Negative said it does use postproduction techniques on its product shots, including color correction and wrinkle reduction in fabrics, but Ms. Vosper said the brand remains true to its vision. “We don’t alter women’s bodies,” she said. “We’re not going to slim down her waist. We’re not going to remove her cellulite.” Note to the doubters, she said: The stretch marks are real.
Like Ms. O’Connell, Ms. Vosper has watched stretch marks become something of a gateway flaw — the imperfection of choice for more established companies that want to at least nod to inclusivity. Even Victoria’s Secret has experimented with it, albeit waveringly: In 2016, ahead of its annual fashion show, the company released images of the model Jasmine Tookes wearing a $3 million bra, stretch marks included. But when Ms. Tookes walked in the live show, she wore a beaded one-piece that covered her upper thighs — and her stretch marks — on the telecast.

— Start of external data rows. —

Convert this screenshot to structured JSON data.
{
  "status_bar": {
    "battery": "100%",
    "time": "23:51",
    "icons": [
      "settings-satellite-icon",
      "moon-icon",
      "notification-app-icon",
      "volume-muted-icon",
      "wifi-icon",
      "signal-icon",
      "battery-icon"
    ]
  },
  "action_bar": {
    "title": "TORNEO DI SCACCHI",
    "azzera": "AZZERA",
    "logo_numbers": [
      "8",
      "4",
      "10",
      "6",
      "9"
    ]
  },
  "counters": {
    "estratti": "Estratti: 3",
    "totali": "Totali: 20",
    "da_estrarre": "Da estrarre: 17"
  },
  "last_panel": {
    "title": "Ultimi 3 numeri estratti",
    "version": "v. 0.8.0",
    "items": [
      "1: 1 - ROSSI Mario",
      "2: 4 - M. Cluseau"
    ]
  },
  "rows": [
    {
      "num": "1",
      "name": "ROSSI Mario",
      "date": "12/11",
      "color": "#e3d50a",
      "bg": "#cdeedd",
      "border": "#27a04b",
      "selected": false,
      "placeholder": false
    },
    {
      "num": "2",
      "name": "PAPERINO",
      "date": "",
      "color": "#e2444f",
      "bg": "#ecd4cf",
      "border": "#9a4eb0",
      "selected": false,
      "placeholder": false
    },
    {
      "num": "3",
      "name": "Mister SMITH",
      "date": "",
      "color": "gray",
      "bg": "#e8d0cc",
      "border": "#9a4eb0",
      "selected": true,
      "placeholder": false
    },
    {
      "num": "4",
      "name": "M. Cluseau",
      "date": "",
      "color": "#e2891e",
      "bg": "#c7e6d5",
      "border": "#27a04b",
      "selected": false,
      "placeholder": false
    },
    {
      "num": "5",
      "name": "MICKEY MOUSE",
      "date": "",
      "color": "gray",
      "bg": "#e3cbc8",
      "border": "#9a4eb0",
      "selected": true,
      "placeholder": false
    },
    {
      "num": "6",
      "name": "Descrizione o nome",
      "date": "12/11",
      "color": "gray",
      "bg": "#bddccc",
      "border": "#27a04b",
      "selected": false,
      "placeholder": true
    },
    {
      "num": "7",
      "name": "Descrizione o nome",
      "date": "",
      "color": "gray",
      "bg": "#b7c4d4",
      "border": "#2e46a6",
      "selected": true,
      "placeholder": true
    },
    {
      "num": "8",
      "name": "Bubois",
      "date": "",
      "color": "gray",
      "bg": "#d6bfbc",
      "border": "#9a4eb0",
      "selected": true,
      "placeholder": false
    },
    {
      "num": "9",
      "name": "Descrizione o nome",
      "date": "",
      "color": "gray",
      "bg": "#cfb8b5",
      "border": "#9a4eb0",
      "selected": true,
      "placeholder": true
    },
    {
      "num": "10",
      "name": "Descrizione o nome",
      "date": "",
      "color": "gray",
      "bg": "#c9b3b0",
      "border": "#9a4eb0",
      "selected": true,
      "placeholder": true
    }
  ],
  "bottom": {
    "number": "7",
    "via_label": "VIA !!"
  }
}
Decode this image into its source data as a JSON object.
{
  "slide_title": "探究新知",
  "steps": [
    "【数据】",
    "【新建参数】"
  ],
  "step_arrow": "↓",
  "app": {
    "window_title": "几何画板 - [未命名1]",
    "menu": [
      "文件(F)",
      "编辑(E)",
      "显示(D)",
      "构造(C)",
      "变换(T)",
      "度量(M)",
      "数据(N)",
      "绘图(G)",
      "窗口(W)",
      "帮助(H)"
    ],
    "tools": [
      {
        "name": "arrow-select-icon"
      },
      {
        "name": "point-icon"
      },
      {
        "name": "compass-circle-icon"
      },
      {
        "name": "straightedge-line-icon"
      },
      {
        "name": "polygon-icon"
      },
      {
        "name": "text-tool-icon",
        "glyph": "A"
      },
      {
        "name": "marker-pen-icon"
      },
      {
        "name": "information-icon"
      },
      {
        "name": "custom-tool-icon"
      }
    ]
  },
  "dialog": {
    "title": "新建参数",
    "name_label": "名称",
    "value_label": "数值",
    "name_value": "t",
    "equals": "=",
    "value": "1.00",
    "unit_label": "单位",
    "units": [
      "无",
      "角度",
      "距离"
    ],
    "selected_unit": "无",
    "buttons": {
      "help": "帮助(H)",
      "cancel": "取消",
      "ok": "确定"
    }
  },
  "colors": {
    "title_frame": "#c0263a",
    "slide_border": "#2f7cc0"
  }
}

Faren Karimkhan, a professor of advertising at the Newhouse School at Syracuse University, thinks that legacy brands see stretch marks as a “less risky” way to participate in conversations around body positivity. She said that companies like Victoria’s Secret are “more conservative in buying into this new trend.”
“I think stretch marks may be perceived, for them, as a safe place to start,” Dr. Karimkhan said. “After all, even thin and model-beautiful women have them.”

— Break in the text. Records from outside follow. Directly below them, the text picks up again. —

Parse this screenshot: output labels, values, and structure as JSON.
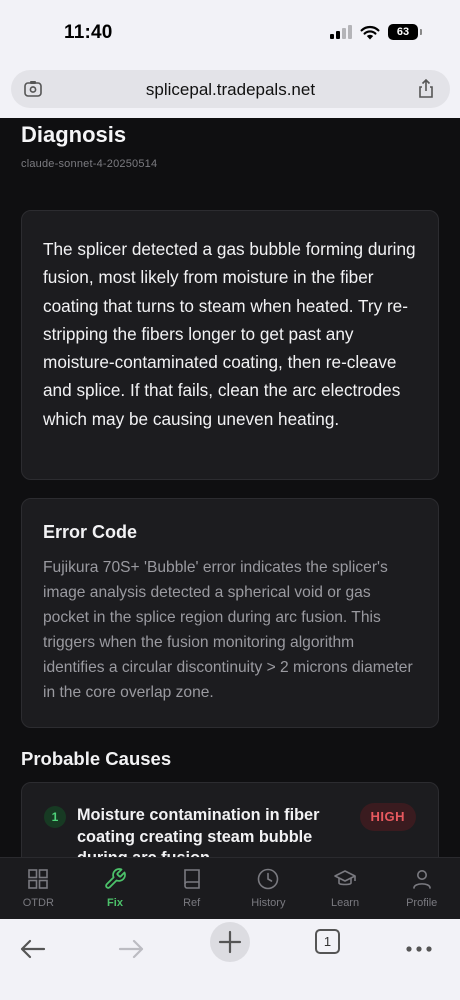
{
  "status": {
    "time": "11:40",
    "battery": "63"
  },
  "browser": {
    "url": "splicepal.tradepals.net",
    "tab_count": "1"
  },
  "page": {
    "title": "Diagnosis",
    "model": "claude-sonnet-4-20250514",
    "summary": "The splicer detected a gas bubble forming during fusion, most likely from moisture in the fiber coating that turns to steam when heated. Try re-stripping the fibers longer to get past any moisture-contaminated coating, then re-cleave and splice. If that fails, clean the arc electrodes which may be causing uneven heating.",
    "error_code": {
      "title": "Error Code",
      "text": "Fujikura 70S+ 'Bubble' error indicates the splicer's image analysis detected a spherical void or gas pocket in the splice region during arc fusion. This triggers when the fusion monitoring algorithm identifies a circular discontinuity > 2 microns diameter in the core overlap zone."
    },
    "causes_title": "Probable Causes",
    "causes": [
      {
        "num": "1",
        "text": "Moisture contamination in fiber coating creating steam bubble during arc fusion",
        "severity": "HIGH"
      }
    ]
  },
  "tabs": [
    {
      "label": "OTDR",
      "icon": "grid-icon"
    },
    {
      "label": "Fix",
      "icon": "wrench-icon",
      "active": true
    },
    {
      "label": "Ref",
      "icon": "book-icon"
    },
    {
      "label": "History",
      "icon": "clock-icon"
    },
    {
      "label": "Learn",
      "icon": "graduation-cap-icon"
    },
    {
      "label": "Profile",
      "icon": "person-icon"
    }
  ],
  "colors": {
    "accent": "#4cc26a",
    "high_badge": "#e8595f",
    "card_bg": "#1c1c1f"
  }
}
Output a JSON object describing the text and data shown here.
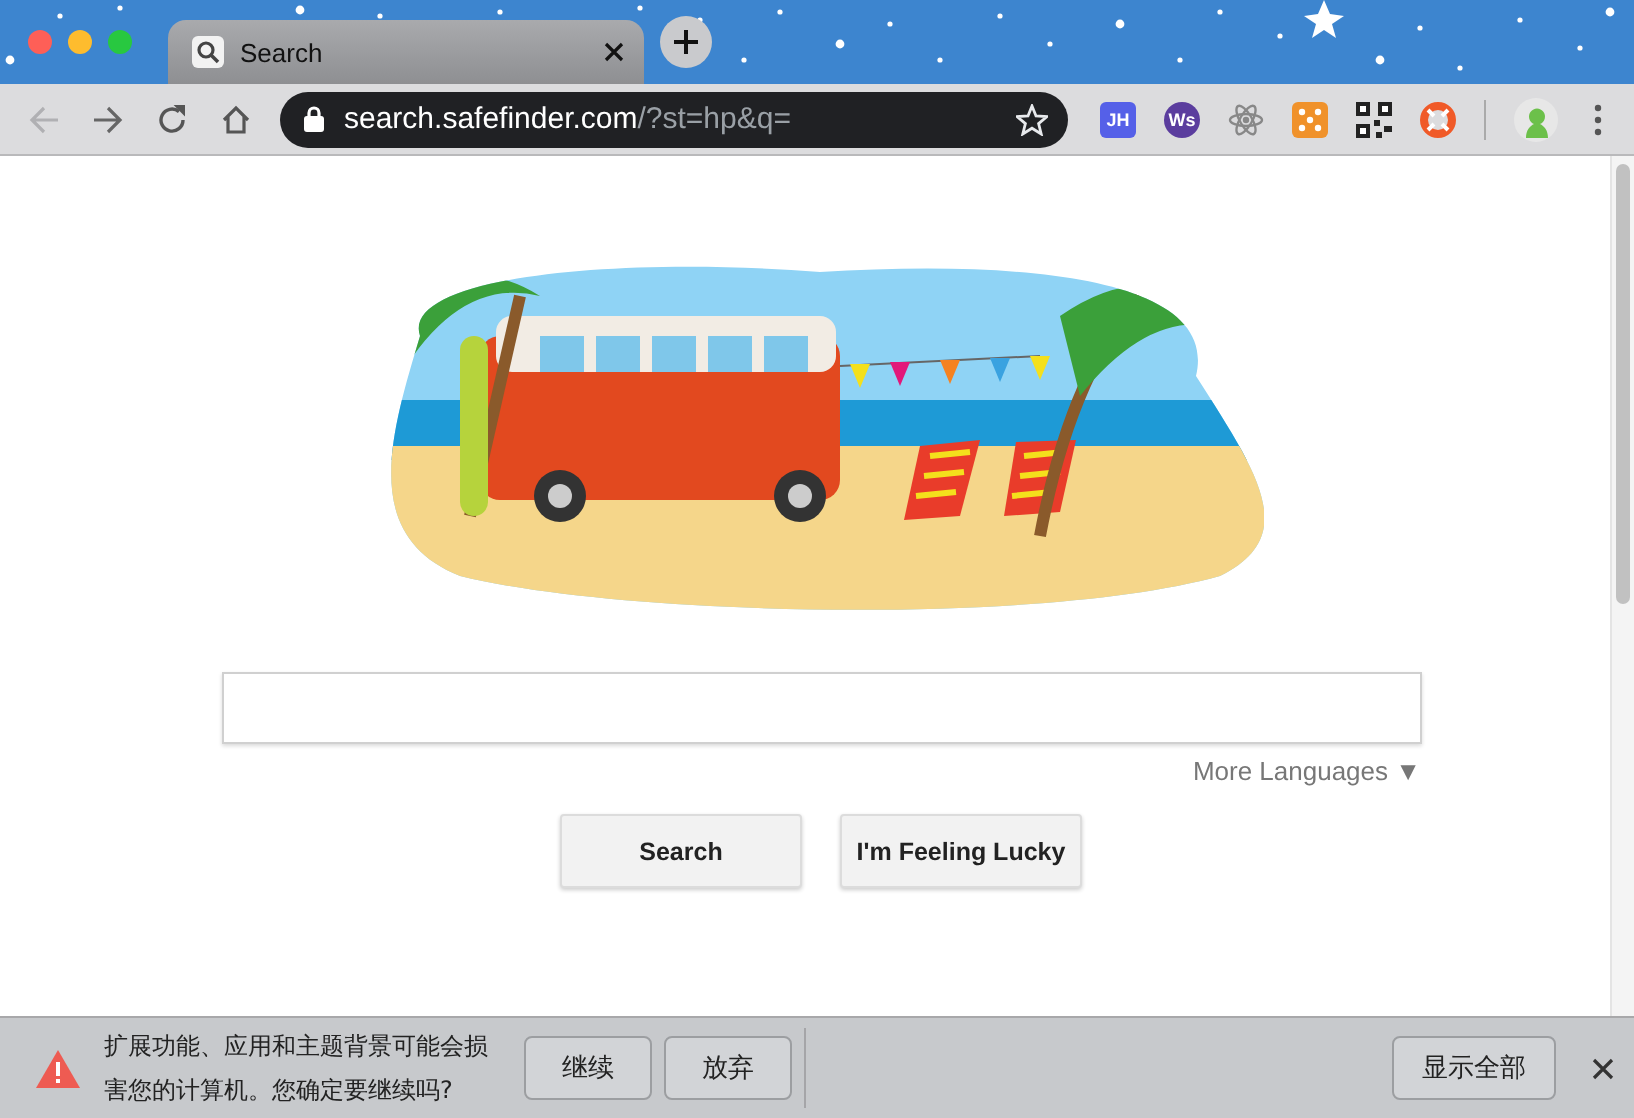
{
  "tab": {
    "title": "Search",
    "selected": true
  },
  "address_bar": {
    "host": "search.safefinder.com",
    "path": "/?st=hp&q="
  },
  "navigation": {
    "back_disabled": true,
    "forward_disabled": false
  },
  "extensions": [
    {
      "kind": "text",
      "label": "JH",
      "color": "#5560e8"
    },
    {
      "kind": "text",
      "label": "Ws",
      "color": "#5b3d9e"
    },
    {
      "kind": "atom"
    },
    {
      "kind": "dice"
    },
    {
      "kind": "qr"
    },
    {
      "kind": "lifebuoy"
    }
  ],
  "search_page": {
    "more_languages": "More Languages ▼",
    "buttons": [
      "Search",
      "I'm Feeling Lucky"
    ]
  },
  "info_bar": {
    "message": "扩展功能、应用和主题背景可能会损害您的计算机。您确定要继续吗?",
    "buttons": [
      "继续",
      "放弃"
    ],
    "show_all": "显示全部"
  }
}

She added: “We all know that brands, specifically in the apparel and cosmetics industry, have presented it as though imperfections — cellulite, acne, stretch marks — just don’t exist.”

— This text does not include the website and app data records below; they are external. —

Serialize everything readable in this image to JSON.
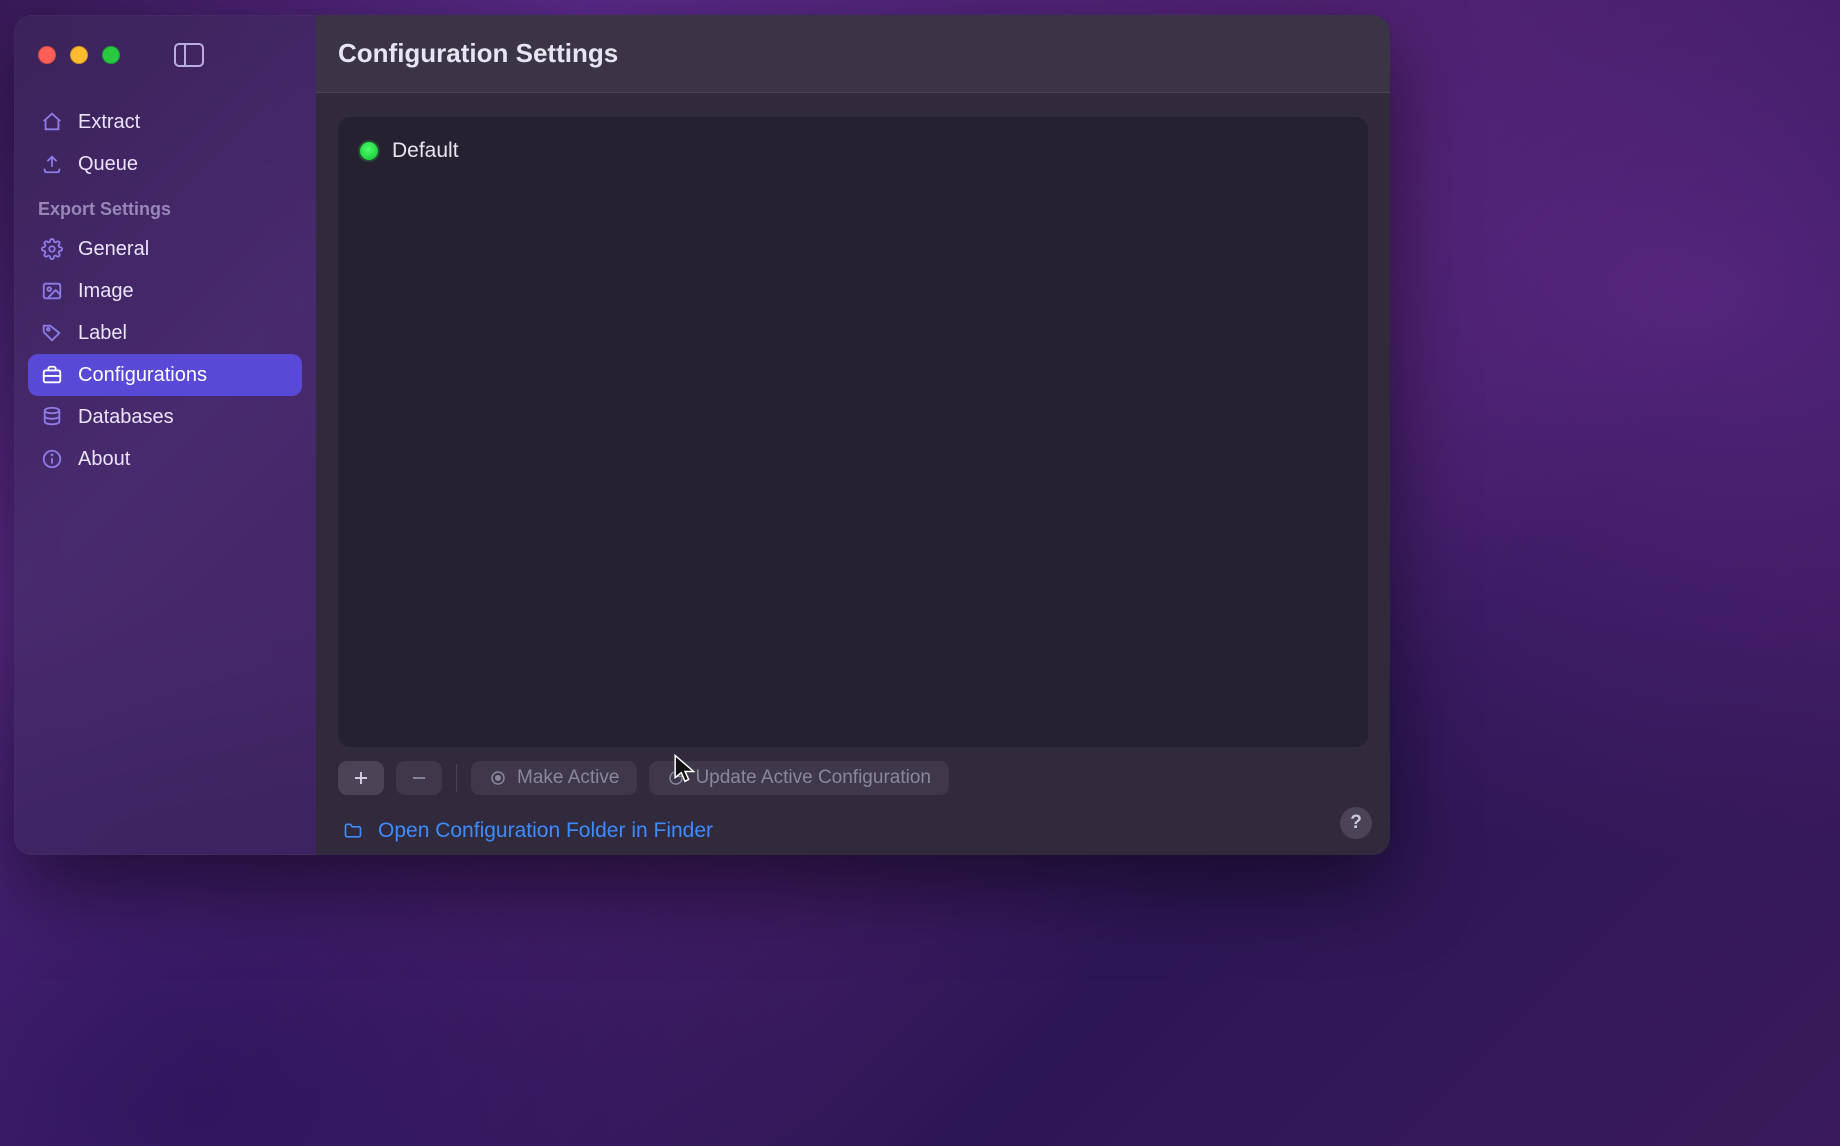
{
  "header": {
    "title": "Configuration Settings"
  },
  "sidebar": {
    "top_items": [
      {
        "label": "Extract",
        "icon": "home"
      },
      {
        "label": "Queue",
        "icon": "upload"
      }
    ],
    "section_label": "Export Settings",
    "settings_items": [
      {
        "label": "General",
        "icon": "gear",
        "selected": false
      },
      {
        "label": "Image",
        "icon": "image",
        "selected": false
      },
      {
        "label": "Label",
        "icon": "tag",
        "selected": false
      },
      {
        "label": "Configurations",
        "icon": "briefcase",
        "selected": true
      },
      {
        "label": "Databases",
        "icon": "database",
        "selected": false
      },
      {
        "label": "About",
        "icon": "info",
        "selected": false
      }
    ]
  },
  "configurations": {
    "items": [
      {
        "name": "Default",
        "active": true
      }
    ]
  },
  "toolbar": {
    "add_label": "+",
    "remove_label": "−",
    "make_active_label": "Make Active",
    "update_label": "Update Active Configuration"
  },
  "footer": {
    "open_folder_label": "Open Configuration Folder in Finder"
  },
  "help": {
    "label": "?"
  },
  "colors": {
    "accent": "#5849d6",
    "link": "#3e8bff",
    "active_green": "#28c840"
  }
}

When it comes to lingerie, Dr. Karimkhan cited research that indicates women expect wider representation than they do from apparel. “Intimates are an intimate thing,” Ms. O’Connell said.
The success of brands seen as more body positive is evident, Dr. Karimkhan said. “But more traditional brands that have their roots in that ideal image are struggling to find their identity as these new trends emerge.”
Stretch marks have become a low-stakes point of entry, Dr. Karimkhan said. And not only low-stakes, but relatively cheap compared with the process of creating and photographing samples in multiple sizes to show diverse bodies.
The ledger tells the story: Stretch marks have been championed in part because it doesn’t cost an extra cent to have a model with them on set. Brands like Negative and Subset, which do shoot multiple women wearing different sizes of product, pay for that investment.
“We sample everything in extra-large in addition to small,” Ms. O’Connell said. She declined to estimate the additional cost, but said that the brand aims to have each product shown on three women. That means more hours on set, more models, more samples.
Ms. O’Connell compared stretch marks to freckles. Those too were once erased in conventional advertising, but now Sephora and other retailers sell a pigmented pen to help the freckle-free approximate the look. Thus far stretch marks have not been sold à la carte, but Ms. O’Connell sees it as possible.
Would that be a sign of enlightenment? She’s not so sure. At least not when other apparent imperfections are still wiped off brand marketing. For now, she said she still has to reiterate to her photo editors after shoots: “No retouching.”
“We certainly get feedback from customers and followers on social media in both ways,” said Ms. Vosper, the co-founder of Negative. “Some people think it’s never enough and some people think it’s too much, and everyone has a comment when it comes to women’s bodies.”